▶ [What the exercise asks]: Below are records; work out how many of their lines contain "BASIC" and give only that number.

[App and web page records]
※ ※ ※
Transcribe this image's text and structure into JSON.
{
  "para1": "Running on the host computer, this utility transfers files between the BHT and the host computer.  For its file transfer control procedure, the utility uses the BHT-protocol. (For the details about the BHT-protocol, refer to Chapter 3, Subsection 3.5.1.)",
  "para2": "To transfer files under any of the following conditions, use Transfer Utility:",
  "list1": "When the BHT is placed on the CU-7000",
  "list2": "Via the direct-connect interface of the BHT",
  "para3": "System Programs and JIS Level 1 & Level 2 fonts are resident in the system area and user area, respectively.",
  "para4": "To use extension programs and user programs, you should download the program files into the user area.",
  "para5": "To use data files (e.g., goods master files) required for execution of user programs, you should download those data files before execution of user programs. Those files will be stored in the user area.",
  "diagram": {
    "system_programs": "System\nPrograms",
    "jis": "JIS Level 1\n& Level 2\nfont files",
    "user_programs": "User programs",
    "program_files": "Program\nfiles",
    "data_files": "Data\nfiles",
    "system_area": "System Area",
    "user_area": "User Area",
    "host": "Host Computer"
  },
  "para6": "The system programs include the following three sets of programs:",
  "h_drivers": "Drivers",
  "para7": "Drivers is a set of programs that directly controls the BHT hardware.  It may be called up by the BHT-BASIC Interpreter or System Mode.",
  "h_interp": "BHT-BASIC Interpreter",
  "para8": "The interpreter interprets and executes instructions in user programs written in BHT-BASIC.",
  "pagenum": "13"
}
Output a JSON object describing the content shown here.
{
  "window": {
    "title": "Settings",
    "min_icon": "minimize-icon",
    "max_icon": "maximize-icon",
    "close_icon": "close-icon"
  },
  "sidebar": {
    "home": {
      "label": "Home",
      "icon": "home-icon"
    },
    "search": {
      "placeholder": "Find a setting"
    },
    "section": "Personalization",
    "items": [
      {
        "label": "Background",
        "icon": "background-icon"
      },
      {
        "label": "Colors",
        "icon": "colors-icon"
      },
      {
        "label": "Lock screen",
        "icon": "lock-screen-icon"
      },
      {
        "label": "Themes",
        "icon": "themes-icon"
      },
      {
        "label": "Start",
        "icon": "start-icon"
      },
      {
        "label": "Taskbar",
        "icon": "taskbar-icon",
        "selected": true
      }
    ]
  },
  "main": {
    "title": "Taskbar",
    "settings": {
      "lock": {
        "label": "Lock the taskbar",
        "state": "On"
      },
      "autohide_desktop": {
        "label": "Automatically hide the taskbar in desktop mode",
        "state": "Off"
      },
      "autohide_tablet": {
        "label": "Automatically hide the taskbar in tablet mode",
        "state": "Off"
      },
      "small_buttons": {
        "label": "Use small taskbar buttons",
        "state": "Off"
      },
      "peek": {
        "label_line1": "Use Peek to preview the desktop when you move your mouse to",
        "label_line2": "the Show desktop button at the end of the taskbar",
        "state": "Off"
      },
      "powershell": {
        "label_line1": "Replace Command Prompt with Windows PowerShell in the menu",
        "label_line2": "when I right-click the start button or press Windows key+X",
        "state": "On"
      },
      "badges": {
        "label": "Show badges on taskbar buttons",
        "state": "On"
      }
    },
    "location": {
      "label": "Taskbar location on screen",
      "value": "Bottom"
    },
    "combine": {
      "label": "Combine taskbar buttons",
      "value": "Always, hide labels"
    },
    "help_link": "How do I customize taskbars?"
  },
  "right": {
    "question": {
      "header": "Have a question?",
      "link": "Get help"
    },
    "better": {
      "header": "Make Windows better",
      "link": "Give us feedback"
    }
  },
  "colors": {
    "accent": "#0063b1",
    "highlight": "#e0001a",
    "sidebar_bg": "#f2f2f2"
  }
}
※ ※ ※
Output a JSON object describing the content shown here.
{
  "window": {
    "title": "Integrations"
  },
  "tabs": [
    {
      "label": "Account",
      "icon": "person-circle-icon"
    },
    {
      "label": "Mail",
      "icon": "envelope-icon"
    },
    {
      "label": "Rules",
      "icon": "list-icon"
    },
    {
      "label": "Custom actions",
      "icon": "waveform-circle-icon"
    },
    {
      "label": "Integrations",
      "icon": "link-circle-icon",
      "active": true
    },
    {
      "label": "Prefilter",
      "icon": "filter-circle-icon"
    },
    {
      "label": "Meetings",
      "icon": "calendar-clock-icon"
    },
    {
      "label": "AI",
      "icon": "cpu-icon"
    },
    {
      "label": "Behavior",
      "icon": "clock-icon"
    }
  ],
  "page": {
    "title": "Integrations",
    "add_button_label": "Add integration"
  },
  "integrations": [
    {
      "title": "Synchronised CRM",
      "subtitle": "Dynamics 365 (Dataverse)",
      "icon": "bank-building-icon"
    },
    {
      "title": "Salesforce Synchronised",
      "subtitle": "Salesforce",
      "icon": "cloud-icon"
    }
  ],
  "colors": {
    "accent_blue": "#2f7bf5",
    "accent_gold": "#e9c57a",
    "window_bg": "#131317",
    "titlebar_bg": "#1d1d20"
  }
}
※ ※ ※
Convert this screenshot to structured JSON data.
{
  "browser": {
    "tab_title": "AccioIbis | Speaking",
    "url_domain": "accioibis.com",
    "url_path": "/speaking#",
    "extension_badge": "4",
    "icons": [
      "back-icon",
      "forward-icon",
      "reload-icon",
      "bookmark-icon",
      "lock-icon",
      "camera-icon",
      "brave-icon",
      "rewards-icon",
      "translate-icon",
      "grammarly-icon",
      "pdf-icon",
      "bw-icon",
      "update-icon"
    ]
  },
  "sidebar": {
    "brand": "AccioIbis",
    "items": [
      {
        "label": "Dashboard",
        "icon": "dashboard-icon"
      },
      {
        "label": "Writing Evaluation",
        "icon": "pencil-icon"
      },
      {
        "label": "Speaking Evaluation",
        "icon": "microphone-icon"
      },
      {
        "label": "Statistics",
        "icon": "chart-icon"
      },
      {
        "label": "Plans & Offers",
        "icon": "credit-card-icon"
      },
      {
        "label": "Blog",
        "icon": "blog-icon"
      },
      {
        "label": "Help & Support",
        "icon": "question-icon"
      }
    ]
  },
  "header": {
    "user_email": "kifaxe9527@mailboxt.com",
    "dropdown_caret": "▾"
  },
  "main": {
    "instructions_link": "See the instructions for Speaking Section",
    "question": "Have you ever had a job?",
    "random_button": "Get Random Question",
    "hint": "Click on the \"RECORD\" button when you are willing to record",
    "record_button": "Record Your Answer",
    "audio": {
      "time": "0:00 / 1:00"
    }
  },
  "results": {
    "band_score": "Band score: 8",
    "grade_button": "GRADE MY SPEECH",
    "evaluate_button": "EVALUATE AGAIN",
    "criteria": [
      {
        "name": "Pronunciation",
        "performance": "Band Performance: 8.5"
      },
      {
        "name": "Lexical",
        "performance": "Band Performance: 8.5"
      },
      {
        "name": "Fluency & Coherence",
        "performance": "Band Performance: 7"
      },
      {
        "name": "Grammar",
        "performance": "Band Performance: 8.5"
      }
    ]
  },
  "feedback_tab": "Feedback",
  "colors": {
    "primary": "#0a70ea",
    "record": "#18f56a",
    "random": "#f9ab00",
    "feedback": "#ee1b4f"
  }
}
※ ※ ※
▶ [Response for this exercise]: 3